_YOUR ASSIGNMENT_. Could you show each line of the records that contains the word "value"?

_MATERIAL FOR THE TASK_.
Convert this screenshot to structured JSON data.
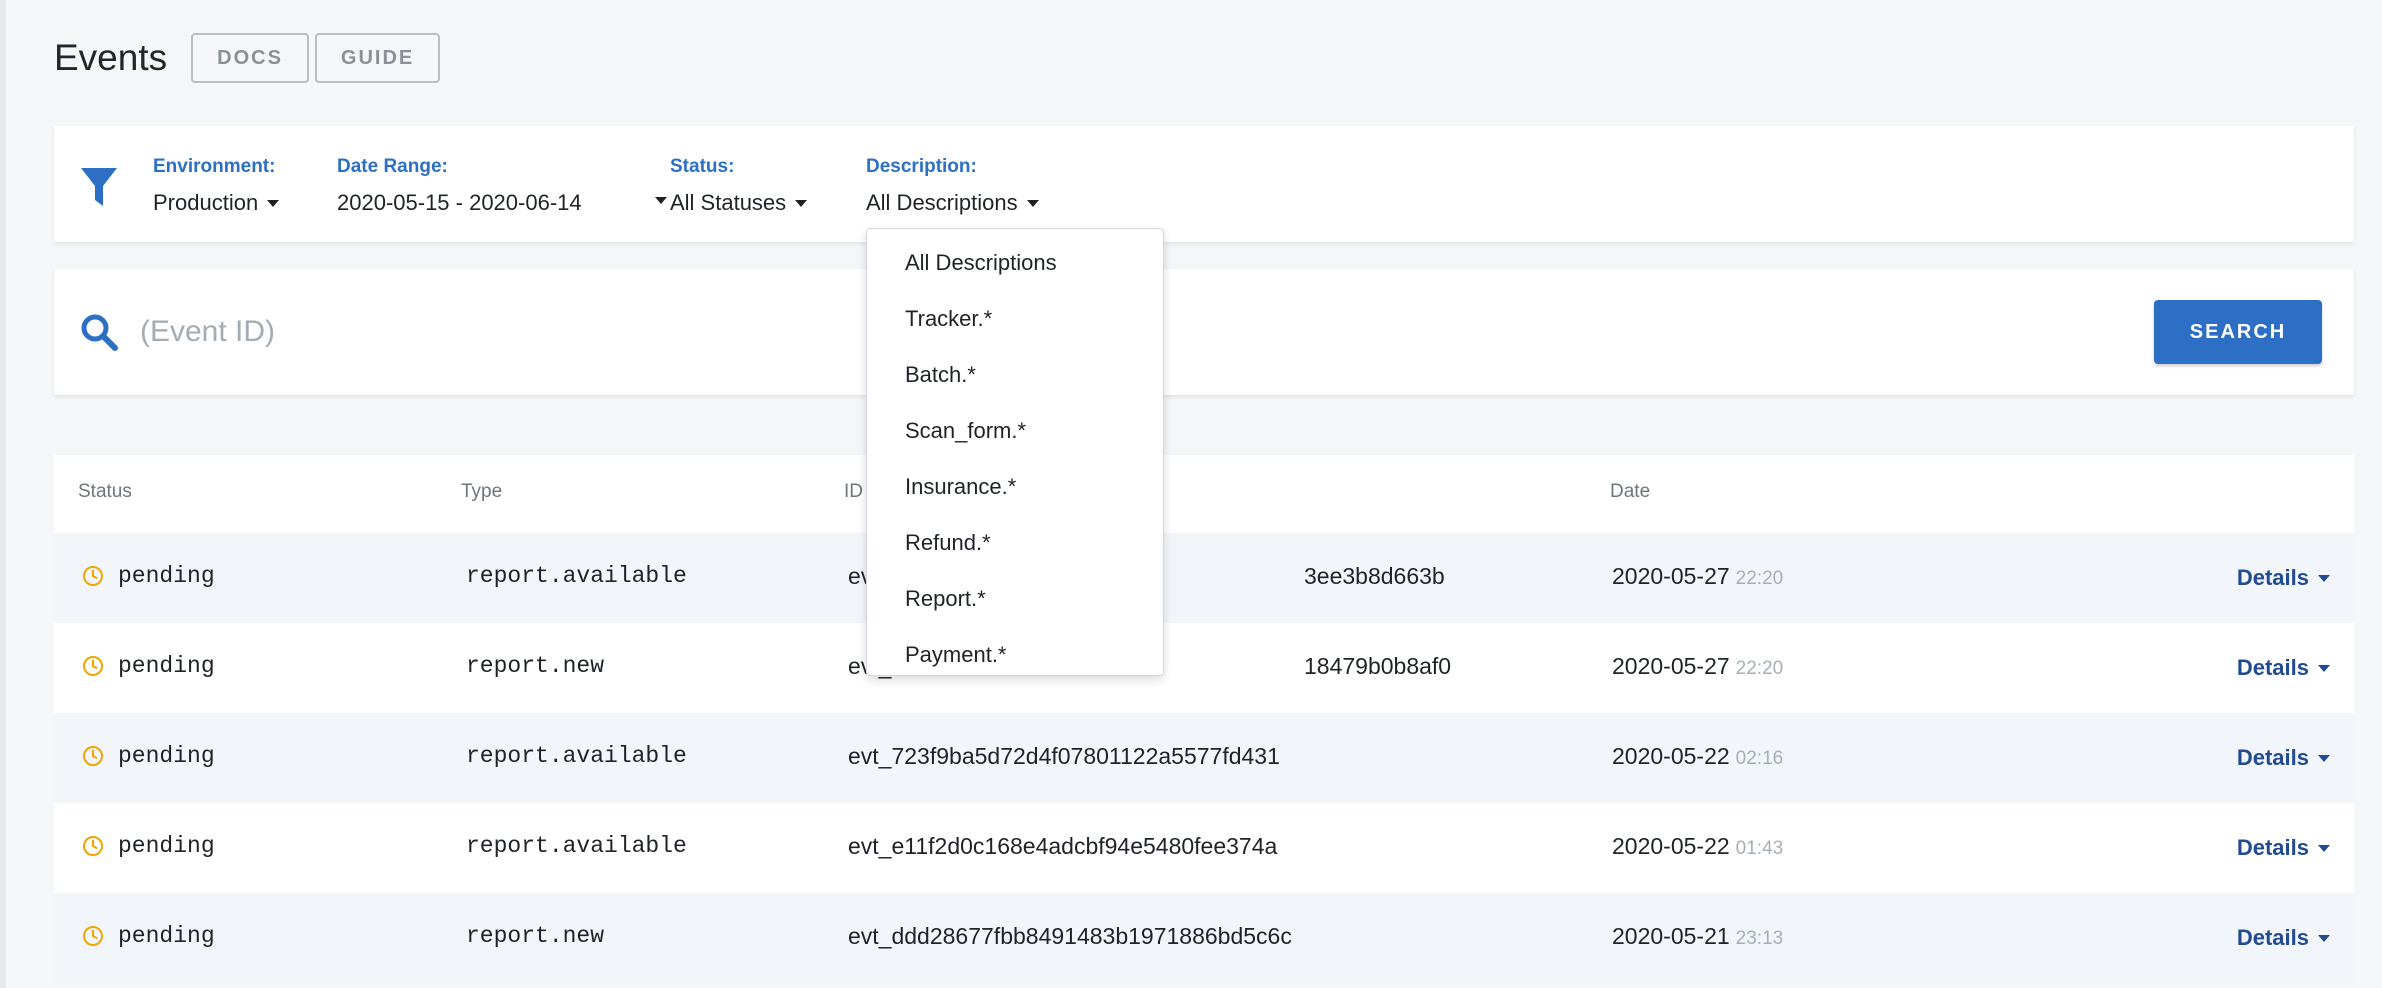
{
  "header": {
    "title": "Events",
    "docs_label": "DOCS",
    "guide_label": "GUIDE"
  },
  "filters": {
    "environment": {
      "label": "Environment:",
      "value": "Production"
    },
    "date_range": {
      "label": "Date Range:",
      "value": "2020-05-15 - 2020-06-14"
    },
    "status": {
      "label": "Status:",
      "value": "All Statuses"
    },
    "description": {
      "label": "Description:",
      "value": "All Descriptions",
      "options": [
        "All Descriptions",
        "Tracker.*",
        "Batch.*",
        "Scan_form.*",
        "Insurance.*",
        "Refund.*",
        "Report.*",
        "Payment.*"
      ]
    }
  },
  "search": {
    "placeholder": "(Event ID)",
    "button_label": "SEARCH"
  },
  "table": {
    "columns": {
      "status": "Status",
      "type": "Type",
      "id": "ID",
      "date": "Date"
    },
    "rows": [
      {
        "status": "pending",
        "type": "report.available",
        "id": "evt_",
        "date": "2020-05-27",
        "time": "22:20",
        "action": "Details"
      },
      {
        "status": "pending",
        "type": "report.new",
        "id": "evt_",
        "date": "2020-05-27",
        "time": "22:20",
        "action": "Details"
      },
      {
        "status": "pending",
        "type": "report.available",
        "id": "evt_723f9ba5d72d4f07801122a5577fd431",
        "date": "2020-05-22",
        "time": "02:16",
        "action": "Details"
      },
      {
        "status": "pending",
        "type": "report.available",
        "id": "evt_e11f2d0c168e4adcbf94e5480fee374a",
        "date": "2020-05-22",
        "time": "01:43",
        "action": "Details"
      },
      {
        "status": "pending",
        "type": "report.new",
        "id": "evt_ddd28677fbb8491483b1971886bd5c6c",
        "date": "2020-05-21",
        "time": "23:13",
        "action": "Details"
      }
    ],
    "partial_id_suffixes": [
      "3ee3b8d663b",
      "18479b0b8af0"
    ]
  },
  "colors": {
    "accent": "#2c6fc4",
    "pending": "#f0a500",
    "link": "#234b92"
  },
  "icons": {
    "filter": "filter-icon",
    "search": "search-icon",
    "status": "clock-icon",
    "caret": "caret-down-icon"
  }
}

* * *

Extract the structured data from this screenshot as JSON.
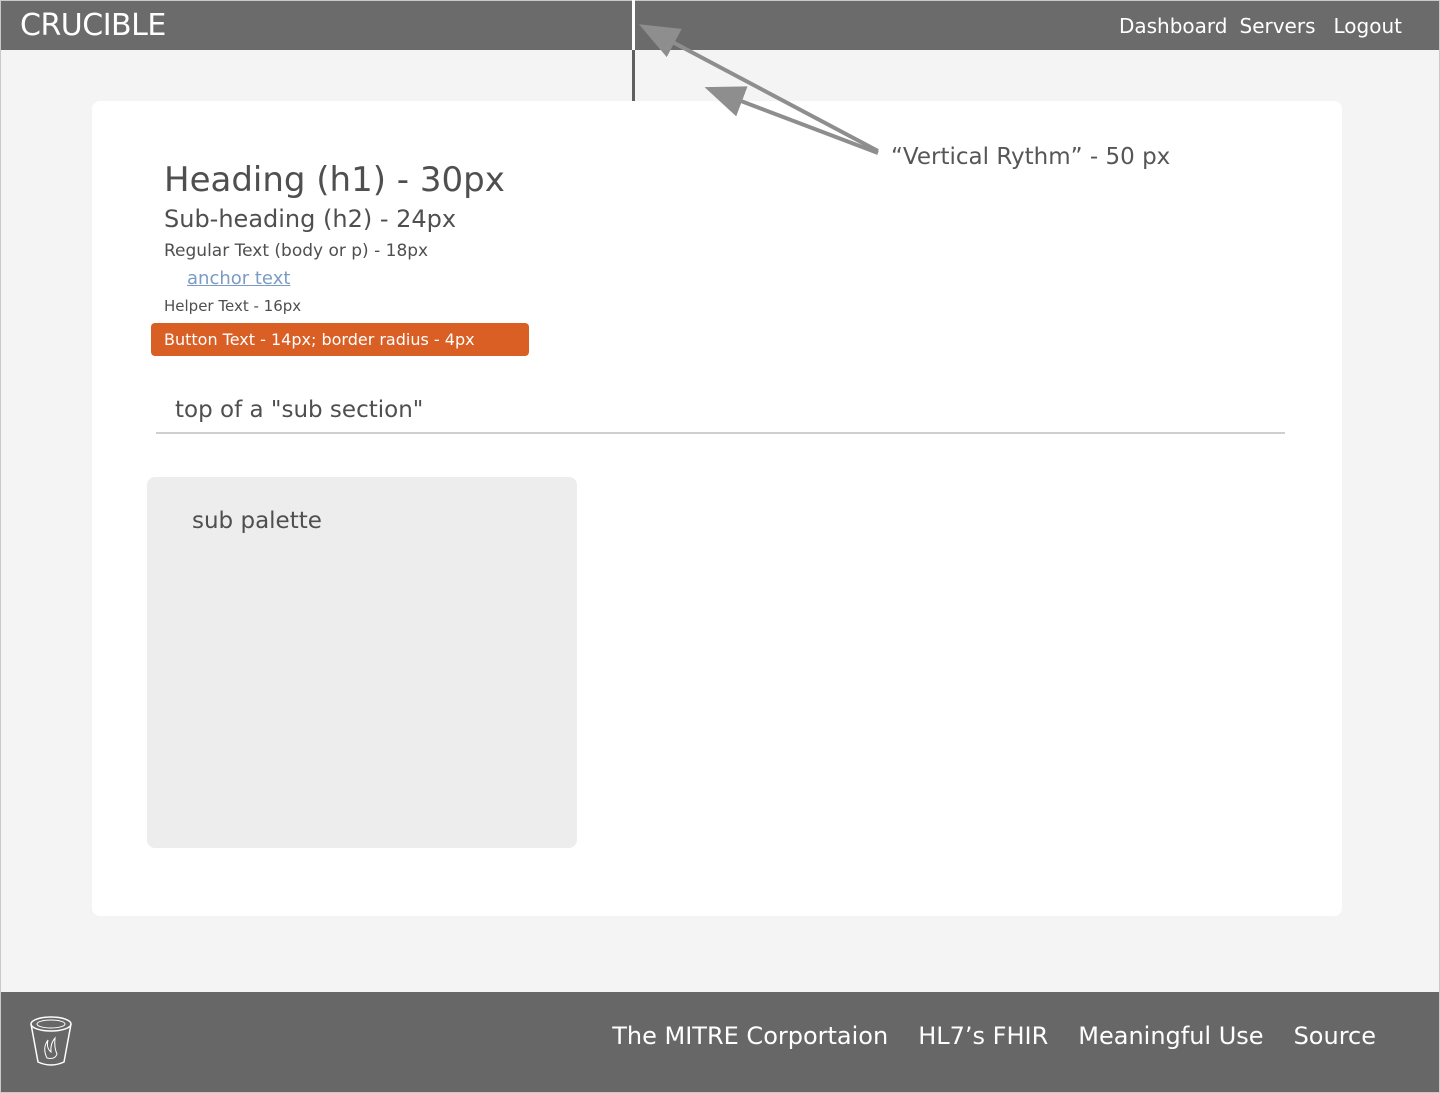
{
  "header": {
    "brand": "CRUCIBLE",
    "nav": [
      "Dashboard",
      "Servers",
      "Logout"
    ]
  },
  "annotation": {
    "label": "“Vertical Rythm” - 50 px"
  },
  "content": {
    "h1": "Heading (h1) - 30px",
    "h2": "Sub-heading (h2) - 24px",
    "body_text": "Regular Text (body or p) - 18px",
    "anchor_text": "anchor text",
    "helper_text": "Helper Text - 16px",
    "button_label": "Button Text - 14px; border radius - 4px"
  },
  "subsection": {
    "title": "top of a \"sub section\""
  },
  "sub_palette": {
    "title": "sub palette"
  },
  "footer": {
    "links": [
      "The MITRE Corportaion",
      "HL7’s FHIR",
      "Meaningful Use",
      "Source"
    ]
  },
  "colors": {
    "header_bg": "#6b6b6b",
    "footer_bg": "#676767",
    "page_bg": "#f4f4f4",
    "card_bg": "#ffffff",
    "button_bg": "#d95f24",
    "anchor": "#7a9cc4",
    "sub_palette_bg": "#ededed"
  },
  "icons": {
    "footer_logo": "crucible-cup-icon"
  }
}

_SOLVED PROBLEM_.
      "value": "Production"
      "value": "2020-05-15 - 2020-06-14"
      "value": "All Statuses"
      "value": "All Descriptions",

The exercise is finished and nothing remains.